### HOW TO COMPLETE THIS TASK
Write out the entries again. Match each one exactly.

### MATERIAL FOR THE TASK
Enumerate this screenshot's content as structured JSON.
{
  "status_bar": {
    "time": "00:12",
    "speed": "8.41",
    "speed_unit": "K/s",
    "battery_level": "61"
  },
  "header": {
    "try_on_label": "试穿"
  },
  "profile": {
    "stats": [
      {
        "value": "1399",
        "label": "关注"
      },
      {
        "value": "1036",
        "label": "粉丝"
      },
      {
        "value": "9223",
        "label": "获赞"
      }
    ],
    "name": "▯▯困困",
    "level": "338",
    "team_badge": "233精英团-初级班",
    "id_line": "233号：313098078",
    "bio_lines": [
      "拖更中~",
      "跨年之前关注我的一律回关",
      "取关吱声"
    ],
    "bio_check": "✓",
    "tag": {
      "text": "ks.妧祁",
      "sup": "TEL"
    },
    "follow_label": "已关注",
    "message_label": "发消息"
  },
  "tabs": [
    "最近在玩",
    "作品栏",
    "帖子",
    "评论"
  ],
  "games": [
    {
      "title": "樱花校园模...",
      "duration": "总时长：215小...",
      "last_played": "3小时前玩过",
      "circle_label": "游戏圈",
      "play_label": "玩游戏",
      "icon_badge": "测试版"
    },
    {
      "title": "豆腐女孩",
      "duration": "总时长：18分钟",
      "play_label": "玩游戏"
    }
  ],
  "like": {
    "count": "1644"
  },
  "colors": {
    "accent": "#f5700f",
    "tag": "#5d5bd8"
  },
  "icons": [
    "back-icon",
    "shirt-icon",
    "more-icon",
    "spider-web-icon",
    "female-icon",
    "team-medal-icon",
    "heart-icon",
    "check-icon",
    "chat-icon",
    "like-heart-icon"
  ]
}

### EXERCISE ANSWER
Enumerate this screenshot's content as structured JSON.
{
  "status_bar": {
    "time": "00:12",
    "speed": "8.41",
    "speed_unit": "K/s",
    "battery_level": "61"
  },
  "header": {
    "try_on_label": "试穿"
  },
  "profile": {
    "stats": [
      {
        "value": "1399",
        "label": "关注"
      },
      {
        "value": "1036",
        "label": "粉丝"
      },
      {
        "value": "9223",
        "label": "获赞"
      }
    ],
    "name": "▯▯困困",
    "level": "338",
    "team_badge": "233精英团-初级班",
    "id_line": "233号：313098078",
    "bio_lines": [
      "拖更中~",
      "跨年之前关注我的一律回关",
      "取关吱声"
    ],
    "bio_check": "✓",
    "tag": {
      "text": "ks.妧祁",
      "sup": "TEL"
    },
    "follow_label": "已关注",
    "message_label": "发消息"
  },
  "tabs": [
    "最近在玩",
    "作品栏",
    "帖子",
    "评论"
  ],
  "games": [
    {
      "title": "樱花校园模...",
      "duration": "总时长：215小...",
      "last_played": "3小时前玩过",
      "circle_label": "游戏圈",
      "play_label": "玩游戏",
      "icon_badge": "测试版"
    },
    {
      "title": "豆腐女孩",
      "duration": "总时长：18分钟",
      "play_label": "玩游戏"
    }
  ],
  "like": {
    "count": "1644"
  },
  "colors": {
    "accent": "#f5700f",
    "tag": "#5d5bd8"
  },
  "icons": [
    "back-icon",
    "shirt-icon",
    "more-icon",
    "spider-web-icon",
    "female-icon",
    "team-medal-icon",
    "heart-icon",
    "check-icon",
    "chat-icon",
    "like-heart-icon"
  ]
}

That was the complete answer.